ATLANTA—There's never a good time for an injury, but the timing was particularly unfortunate for a couple of players who were making fast progress before going under the knife in 2010.
Lefthander Dimasther Delgado broke his right femur and left wrist in a serious car wreck in his native Panama in February. Upon his arrival at the Braves' complex this spring, doctors discovered a torn ligament in his knee as well, so he had surgery to repair it and spent the entire season rehabbing. He did pitch in a couple of games during the last two weeks of instructional league.
Delgado, 21, went 5-7, 3.61 in 100 innings at low Class A Rome in 2009, mixing a plus changeup with an 89-91 mph fastball. He showed an advanced feel for pitching by working both sides of the plate and throwing inside with consistency.
Outfielder Adam Milligan also made significant strides in 2009, when he led the Braves system with a .592 slugging percentage. After opening the season at Rookie-level Danville, Milligan earned promotions to Rome and high Class A Myrtle Beach, hitting a combined .344/.393/.592 with 13 home runs in 262 at-bats.
Milligan returned to Myrtle Beach this year and batted .200/.277/.376 with 35 strikeouts in 85 at-bats. He looked out of rhythm, and an examination revealed a torn rotator cuff in his left (non-throwing) shoulder that required surgery in late June. He took batting practice during the final week of instructional league and should be healthy for spring training.
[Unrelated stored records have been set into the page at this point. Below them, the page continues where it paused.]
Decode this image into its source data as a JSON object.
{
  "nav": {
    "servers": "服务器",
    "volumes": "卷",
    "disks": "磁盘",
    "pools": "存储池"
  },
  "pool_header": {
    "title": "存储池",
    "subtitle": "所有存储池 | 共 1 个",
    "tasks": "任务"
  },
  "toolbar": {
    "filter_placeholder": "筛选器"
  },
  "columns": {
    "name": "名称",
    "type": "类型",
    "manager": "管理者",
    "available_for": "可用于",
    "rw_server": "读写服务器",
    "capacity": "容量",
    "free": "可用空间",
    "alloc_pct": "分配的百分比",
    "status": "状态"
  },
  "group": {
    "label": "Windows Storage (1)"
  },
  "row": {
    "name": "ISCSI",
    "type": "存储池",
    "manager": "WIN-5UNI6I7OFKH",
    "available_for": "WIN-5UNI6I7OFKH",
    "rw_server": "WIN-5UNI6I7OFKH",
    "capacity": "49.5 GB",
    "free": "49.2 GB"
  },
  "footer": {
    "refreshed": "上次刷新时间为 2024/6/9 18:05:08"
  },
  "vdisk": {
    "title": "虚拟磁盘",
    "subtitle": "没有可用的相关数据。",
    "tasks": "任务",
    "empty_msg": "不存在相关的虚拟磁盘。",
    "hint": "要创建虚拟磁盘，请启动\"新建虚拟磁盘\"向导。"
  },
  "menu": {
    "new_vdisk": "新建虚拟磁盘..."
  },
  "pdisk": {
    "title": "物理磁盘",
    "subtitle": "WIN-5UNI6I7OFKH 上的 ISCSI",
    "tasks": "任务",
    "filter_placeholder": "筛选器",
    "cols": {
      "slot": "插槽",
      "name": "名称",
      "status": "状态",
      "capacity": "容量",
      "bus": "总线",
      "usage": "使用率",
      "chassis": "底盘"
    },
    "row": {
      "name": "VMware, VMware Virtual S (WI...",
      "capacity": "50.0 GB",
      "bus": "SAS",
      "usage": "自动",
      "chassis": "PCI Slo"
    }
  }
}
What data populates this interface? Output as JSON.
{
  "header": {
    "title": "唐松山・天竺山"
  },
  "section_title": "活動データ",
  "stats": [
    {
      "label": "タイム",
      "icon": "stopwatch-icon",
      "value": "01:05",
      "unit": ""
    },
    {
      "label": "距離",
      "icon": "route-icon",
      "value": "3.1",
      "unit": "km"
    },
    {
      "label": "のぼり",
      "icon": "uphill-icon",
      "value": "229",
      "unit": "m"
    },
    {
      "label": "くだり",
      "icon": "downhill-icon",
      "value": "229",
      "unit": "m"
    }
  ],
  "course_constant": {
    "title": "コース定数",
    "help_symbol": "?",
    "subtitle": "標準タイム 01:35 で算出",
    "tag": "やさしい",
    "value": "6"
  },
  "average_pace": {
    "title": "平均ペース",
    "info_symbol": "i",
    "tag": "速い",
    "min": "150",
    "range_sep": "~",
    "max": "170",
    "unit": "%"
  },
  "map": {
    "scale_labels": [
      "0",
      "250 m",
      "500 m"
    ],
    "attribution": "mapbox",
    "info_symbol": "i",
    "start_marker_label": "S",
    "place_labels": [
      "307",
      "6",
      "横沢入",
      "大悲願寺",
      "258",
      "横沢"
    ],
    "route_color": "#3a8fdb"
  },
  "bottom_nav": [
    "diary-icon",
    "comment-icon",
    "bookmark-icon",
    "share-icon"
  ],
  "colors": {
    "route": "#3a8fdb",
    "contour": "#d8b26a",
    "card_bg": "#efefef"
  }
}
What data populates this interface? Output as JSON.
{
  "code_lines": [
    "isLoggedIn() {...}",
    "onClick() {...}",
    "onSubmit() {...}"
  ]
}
"Both of those young men were diligent with their rehab after having excellent seasons the year before," farm director Kurt Kemp said. "We believe both of them have the ability and work ethic to get back on track and resume their pursuit of becoming major league players."
Two others players are not expected to be ready by Opening Day: righthanders Brett Butts and Reidy Escobar, both of whom had Tommy John surgery. Butts stood out in the Double-A Mississippi bullpen in 2009, going 7-3, 2.58 in 53 outings, and he had a 1.52 ERA with three saves in 15 appearances there this season. Escobar, a 21-year-old from Venezuela, went 1-1, 4.26 in 11 games in the Rookie-level Gulf Coast League in 2009. Both hope to return to action by midseason 2011.
"Brett was pitching as well as I had seen him pitch just prior to the injury," Kemp said. "He was dominant in that relief role, and we believe he can regain that form after he works his way back from the surgery."
• Shortstop Brandon Hicks recovered quickly from his late-season broken hand and was already taking batting practice again.
• The Braves went with major league experience in hiring Dave Trembley as the team's new minor league field coordinator and Lee Elia as an instructor at both the major and minor league levels. Atlanta also hired longtime scout Bob Johnson as a special assistant to general manager Frank Wren.